This week we’ve reached the 35,000 tests milepoint so we thought it might be interesting to do some research in the statistics we’ve gathered during the browsers tests.
We at TestingBot run Selenium tests for our customers during which we gather technical statistics about the browsers running the tests.
Time per test, number of crashes, CPU/Ram usage per browser and a lot more statistics are gathered in our datastore.
Let’s take a look at what we’ve discovered with our statistics.
These results were obtained from a sample of 30,000 Selenium tests in the last 8 weeks.
Let’s start with the number of tests per browser:
As you might have expected, most of our tests are run on newer browsers, with Firefox 9 leading the group.
Please note that even though tests have been run on Opera and Android, their share was just too small to include in this graph.
Next we decided to check how much time difference there is between browsers when executing the same (simple) test.
IE6 being the slowest browser (32 seconds to execute a test) is no surprise here.
The reason why Safari5 is slow is because we’re running all Safari 5 tests with *safariproxy, this is currently the only way to run Selenium tests on Safari 5.
Below is a graph indicating how much RAM (memory) each browser on average uses during a single test.
Clearly Google Chrome is the winner when it comes to using a low amount of RAM.
We’ll keep gathering these statistics and from time to time update our blog with some statistics.
In the meantime we’re working hard on improving the stability of the browsers on our Selenium grid.
Browser crashes are logged and investigated plus we keep improving our grid to avoid timeout errors and other common problems when dealing with browsers.

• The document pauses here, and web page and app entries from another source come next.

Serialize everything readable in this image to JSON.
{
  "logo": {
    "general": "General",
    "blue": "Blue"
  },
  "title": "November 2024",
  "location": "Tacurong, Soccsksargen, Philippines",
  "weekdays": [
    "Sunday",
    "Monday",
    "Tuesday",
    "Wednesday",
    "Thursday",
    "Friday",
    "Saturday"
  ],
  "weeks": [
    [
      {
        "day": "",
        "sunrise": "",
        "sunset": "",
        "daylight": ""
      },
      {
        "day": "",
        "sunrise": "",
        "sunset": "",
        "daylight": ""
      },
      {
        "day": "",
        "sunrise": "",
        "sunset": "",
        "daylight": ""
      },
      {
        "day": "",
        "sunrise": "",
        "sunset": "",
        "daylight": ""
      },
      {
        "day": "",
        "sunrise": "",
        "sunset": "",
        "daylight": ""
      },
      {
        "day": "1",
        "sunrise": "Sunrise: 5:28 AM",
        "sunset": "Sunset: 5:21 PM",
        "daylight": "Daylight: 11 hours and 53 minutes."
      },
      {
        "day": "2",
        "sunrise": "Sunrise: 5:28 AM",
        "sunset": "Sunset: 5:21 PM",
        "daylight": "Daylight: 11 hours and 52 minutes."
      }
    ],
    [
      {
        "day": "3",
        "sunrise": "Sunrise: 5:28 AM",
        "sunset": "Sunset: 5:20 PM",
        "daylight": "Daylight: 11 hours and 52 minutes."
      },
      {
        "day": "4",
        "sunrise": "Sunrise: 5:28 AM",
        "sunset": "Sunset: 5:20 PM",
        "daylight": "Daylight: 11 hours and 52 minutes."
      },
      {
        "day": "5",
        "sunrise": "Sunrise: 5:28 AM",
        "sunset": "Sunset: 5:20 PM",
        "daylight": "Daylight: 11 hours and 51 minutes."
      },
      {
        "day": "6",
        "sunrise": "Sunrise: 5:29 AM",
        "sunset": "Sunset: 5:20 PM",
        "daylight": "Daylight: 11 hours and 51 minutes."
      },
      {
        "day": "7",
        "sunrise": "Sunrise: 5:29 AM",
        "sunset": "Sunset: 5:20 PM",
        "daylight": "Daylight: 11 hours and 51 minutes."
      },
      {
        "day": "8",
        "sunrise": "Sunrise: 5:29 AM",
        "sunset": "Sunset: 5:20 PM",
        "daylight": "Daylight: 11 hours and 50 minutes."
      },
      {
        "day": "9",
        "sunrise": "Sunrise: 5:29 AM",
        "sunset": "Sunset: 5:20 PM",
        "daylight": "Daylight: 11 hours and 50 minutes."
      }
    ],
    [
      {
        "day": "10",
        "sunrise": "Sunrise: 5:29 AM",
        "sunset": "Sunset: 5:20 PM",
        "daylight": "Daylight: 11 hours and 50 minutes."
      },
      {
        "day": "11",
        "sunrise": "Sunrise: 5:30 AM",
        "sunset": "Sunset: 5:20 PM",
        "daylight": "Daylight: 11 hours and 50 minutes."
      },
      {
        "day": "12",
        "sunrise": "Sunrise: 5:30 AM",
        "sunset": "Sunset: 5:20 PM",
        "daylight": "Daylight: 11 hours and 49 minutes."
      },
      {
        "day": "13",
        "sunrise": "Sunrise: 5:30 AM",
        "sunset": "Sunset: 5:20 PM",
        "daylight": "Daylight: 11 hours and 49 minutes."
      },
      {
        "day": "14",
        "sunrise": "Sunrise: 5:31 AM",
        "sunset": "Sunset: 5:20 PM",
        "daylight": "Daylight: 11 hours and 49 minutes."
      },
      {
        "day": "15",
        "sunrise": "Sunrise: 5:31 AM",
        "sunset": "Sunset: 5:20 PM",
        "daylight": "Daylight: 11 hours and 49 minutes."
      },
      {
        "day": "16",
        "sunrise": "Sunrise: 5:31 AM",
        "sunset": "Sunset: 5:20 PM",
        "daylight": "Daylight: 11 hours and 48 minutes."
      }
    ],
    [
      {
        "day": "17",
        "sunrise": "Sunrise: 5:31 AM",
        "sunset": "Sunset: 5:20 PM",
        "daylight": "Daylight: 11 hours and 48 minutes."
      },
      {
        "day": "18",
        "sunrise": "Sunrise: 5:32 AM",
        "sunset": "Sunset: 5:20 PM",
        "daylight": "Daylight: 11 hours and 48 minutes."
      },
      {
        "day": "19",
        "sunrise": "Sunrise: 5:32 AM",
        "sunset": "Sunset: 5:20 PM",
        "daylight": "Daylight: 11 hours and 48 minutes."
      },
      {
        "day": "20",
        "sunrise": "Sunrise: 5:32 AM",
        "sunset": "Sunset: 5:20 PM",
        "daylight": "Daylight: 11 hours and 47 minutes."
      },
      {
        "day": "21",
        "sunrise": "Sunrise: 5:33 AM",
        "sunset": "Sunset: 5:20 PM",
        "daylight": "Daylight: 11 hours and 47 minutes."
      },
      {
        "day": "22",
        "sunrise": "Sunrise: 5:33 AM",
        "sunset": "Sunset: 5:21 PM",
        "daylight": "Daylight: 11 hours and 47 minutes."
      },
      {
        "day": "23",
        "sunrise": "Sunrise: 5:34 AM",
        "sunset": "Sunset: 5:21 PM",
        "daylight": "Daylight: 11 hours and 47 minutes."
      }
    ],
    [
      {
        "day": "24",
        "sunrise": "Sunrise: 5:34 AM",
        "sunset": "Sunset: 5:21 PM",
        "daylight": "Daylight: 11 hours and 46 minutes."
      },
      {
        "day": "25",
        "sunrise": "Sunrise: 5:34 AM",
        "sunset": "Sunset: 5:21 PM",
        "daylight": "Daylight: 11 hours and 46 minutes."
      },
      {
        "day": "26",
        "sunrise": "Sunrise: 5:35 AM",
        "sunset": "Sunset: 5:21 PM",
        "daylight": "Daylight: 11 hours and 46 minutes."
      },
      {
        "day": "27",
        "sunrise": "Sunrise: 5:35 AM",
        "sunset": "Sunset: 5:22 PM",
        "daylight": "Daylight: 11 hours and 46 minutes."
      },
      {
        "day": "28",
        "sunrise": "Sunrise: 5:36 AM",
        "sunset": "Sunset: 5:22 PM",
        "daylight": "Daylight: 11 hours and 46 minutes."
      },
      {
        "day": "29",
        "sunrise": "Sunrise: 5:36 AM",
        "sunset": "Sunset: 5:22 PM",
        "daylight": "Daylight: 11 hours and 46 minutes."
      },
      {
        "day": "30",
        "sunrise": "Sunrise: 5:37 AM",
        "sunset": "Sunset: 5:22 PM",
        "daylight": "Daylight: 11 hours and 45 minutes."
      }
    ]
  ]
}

If you’re not yet a user of our Selenium grid, please consider joining to run your tests on our selenium cloud testing service.